SUPPLIED RECORDS:
____

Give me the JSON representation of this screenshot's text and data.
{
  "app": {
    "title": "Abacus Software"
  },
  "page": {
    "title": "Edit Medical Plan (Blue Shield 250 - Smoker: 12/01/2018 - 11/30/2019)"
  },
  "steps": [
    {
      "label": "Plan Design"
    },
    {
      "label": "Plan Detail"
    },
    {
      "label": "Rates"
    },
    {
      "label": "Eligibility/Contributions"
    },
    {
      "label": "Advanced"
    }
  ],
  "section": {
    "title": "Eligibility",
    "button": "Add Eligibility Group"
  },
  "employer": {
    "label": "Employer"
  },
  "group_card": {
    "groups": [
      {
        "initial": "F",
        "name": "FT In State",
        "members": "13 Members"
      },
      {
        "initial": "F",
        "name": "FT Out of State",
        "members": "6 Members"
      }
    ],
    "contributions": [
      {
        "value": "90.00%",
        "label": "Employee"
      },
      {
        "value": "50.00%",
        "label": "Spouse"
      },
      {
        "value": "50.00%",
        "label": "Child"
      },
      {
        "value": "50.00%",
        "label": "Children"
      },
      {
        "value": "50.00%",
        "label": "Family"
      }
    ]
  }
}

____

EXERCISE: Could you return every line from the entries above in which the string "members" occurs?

ANSWER TO THIS TASK:
        "members": "13 Members"
        "members": "6 Members"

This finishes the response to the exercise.